___ Data excerpts
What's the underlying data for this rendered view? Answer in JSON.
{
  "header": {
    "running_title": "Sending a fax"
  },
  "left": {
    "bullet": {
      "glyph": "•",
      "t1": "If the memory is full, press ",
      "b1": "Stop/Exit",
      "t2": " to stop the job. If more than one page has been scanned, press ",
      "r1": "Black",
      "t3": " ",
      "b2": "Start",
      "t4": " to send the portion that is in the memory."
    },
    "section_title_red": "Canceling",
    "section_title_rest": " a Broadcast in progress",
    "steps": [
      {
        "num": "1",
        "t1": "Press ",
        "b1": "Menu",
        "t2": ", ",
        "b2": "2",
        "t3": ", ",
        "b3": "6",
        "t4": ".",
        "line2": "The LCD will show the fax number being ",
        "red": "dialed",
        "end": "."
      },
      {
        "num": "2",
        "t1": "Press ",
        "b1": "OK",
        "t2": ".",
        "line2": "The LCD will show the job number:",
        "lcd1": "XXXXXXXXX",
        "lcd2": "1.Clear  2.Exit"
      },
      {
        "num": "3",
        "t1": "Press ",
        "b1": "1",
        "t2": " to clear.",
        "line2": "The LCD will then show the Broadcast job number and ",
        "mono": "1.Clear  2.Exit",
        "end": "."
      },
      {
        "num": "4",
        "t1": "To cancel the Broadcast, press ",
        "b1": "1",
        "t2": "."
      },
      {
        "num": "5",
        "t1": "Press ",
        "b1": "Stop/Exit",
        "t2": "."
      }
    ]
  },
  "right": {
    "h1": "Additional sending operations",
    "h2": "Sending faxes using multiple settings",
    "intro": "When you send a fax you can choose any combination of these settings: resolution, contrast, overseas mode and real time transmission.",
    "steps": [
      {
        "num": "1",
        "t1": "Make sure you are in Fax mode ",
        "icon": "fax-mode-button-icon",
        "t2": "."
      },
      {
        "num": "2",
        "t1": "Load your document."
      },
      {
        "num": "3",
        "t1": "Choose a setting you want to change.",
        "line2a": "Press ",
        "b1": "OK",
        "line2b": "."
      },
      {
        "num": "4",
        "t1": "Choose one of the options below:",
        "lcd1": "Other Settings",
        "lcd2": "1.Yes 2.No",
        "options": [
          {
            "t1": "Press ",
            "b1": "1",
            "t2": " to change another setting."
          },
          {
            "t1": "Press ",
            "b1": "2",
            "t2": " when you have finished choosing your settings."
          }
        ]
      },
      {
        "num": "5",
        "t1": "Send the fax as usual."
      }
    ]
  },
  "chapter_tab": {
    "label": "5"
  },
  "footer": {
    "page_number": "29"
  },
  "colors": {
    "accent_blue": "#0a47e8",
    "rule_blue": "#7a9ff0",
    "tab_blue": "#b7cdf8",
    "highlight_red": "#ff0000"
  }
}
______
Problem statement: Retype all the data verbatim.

Response to the exercise:
What's the underlying data for this rendered view? Answer in JSON.
{
  "header": {
    "running_title": "Sending a fax"
  },
  "left": {
    "bullet": {
      "glyph": "•",
      "t1": "If the memory is full, press ",
      "b1": "Stop/Exit",
      "t2": " to stop the job. If more than one page has been scanned, press ",
      "r1": "Black",
      "t3": " ",
      "b2": "Start",
      "t4": " to send the portion that is in the memory."
    },
    "section_title_red": "Canceling",
    "section_title_rest": " a Broadcast in progress",
    "steps": [
      {
        "num": "1",
        "t1": "Press ",
        "b1": "Menu",
        "t2": ", ",
        "b2": "2",
        "t3": ", ",
        "b3": "6",
        "t4": ".",
        "line2": "The LCD will show the fax number being ",
        "red": "dialed",
        "end": "."
      },
      {
        "num": "2",
        "t1": "Press ",
        "b1": "OK",
        "t2": ".",
        "line2": "The LCD will show the job number:",
        "lcd1": "XXXXXXXXX",
        "lcd2": "1.Clear  2.Exit"
      },
      {
        "num": "3",
        "t1": "Press ",
        "b1": "1",
        "t2": " to clear.",
        "line2": "The LCD will then show the Broadcast job number and ",
        "mono": "1.Clear  2.Exit",
        "end": "."
      },
      {
        "num": "4",
        "t1": "To cancel the Broadcast, press ",
        "b1": "1",
        "t2": "."
      },
      {
        "num": "5",
        "t1": "Press ",
        "b1": "Stop/Exit",
        "t2": "."
      }
    ]
  },
  "right": {
    "h1": "Additional sending operations",
    "h2": "Sending faxes using multiple settings",
    "intro": "When you send a fax you can choose any combination of these settings: resolution, contrast, overseas mode and real time transmission.",
    "steps": [
      {
        "num": "1",
        "t1": "Make sure you are in Fax mode ",
        "icon": "fax-mode-button-icon",
        "t2": "."
      },
      {
        "num": "2",
        "t1": "Load your document."
      },
      {
        "num": "3",
        "t1": "Choose a setting you want to change.",
        "line2a": "Press ",
        "b1": "OK",
        "line2b": "."
      },
      {
        "num": "4",
        "t1": "Choose one of the options below:",
        "lcd1": "Other Settings",
        "lcd2": "1.Yes 2.No",
        "options": [
          {
            "t1": "Press ",
            "b1": "1",
            "t2": " to change another setting."
          },
          {
            "t1": "Press ",
            "b1": "2",
            "t2": " when you have finished choosing your settings."
          }
        ]
      },
      {
        "num": "5",
        "t1": "Send the fax as usual."
      }
    ]
  },
  "chapter_tab": {
    "label": "5"
  },
  "footer": {
    "page_number": "29"
  },
  "colors": {
    "accent_blue": "#0a47e8",
    "rule_blue": "#7a9ff0",
    "tab_blue": "#b7cdf8",
    "highlight_red": "#ff0000"
  }
}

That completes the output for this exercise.